Though Seth has to account for his still-growing frame with added thickness and width on his new North Shore winter quiver, he said the length stayed about the same: 6’0 to 6’8, with the bigger boards reserved for windier conditions with wave faces over 10 feet and the boards between 6’2 and 6’4 being ideal for waves between 6 and 8 feet high. Moniz says a 6’2 is an ideal go-to shortboard length for most conditions, though his go-to board for fun town surf is shorter at just 5’9.
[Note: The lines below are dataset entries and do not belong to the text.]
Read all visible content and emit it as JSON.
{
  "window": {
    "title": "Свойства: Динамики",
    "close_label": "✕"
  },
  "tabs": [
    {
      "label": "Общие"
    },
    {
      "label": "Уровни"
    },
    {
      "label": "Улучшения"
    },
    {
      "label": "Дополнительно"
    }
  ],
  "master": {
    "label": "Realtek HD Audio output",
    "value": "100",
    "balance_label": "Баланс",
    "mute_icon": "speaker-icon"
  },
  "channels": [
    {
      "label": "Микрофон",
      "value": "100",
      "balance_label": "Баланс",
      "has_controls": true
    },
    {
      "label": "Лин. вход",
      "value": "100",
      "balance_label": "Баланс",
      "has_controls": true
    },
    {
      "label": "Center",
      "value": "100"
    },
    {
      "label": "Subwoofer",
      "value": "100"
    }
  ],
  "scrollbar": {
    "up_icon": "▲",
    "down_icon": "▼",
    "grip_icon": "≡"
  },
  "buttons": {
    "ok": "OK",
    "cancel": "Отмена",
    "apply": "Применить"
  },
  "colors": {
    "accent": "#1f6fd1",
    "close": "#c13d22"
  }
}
Another new addition to the brand new quiver this winter foreshadows his hopes for the CT: a deep red Roman numeral 7 (VII) across the nose of the board to represent the Moniz ohana, made up of seven family members including Oahu surf legend and super surf dad Tony, tiger mom Tammi, champion long boarder sister Kelia, and Volcom Pipe Pro champion Josh, who Seth dearly hopes will qualify with him at the end of the Triple Crown season. One other board where Seth chose to honor his family history is on his sole big wave gun, a 9’6 blade adorned with his father’s classic airbrush art, a board that is responsible for one of Seth’s best surfing days ever.
“I got a wave out at Jaws that I’ll probably remember forever because it was my first time out there and I got a barrel,” Moniz said of the day Shane Dorian surprised him with a sesh out at Pe’ahi, Maui’s equal part idyllic and terrifying XXL wave, where Moniz rode the gun he’d previously reserved for Waimea charging. “I never made it out [of that barrel,] but it was a memorable session and a memorable wave.”
They say to never bring a knife to a gun fight, and two-time Men’s Big Wave World Champion Billy Kemper lives by that creed every time he paddles out at his beloved Jaws (or Nazare, or Maverick’s, or Puerto Escondido) with his arsenal of towering, angular big wave guns. Billy got his first paddle-in gun for Jaws around the age of 20 after five years of tow-in practice on what he calls, “the best big wave in the world, nothing can touch it pound for pound or perfection-wise in big waves.”
“I’m pretty straight up with what I ride out there, whether it’s windy or glassy. I have my magic numbers and the boards I’m really conformable on and I don’t switch it up to much,” Kemper said. “If it’s big and it’s on and I’m looking to ride the wave of my life, I’m riding a 10’4 [about 3 3/4 thick and around 21 inches wide] Town & Country surfboard shaped by Glenn Pang or Pyzel.”
Billy’s dimensions for his Jaws boards are pretty locked in, but when he travels to other big wave spots Kemper tailors his selections the wave’s demands. On his next trip to Nazare, the champ chose to trust local shapers in Portugal, sending them files with his usual measurements and allowing them to create the best options for the unruly record-setting beach break using their locals knowledge (with no risk to Kemper’s existing boards). Conversely, for trips to the Mexican Pipeline in Puerto Escondido, Kemper packs a multitude of his own boards to fit the wave’s many faces. He said he’ll bring between four and six boards ranging from 8’0 to 9’6, with options at every six inches in between. Regardless of board selection, there is one very special tradition Billy likes to add to every gun he rides in waves of consequence.
“For big waves, on the front of my board basically right under my eyes it always says ‘Little E’ or ‘Eric,’ and that’s my brother that I lost when I was 8 years old,” Billy said. “He created this path for me, he walked these footsteps, and when I got to a certain age I had to keep walking and create my own footsteps. If there’s ever a doubt in my mind, I just look down and there’s never a second guess when I see those words I write on my board. Basically every board I paddle out in big waves it’s there, and it’s there for the right reason.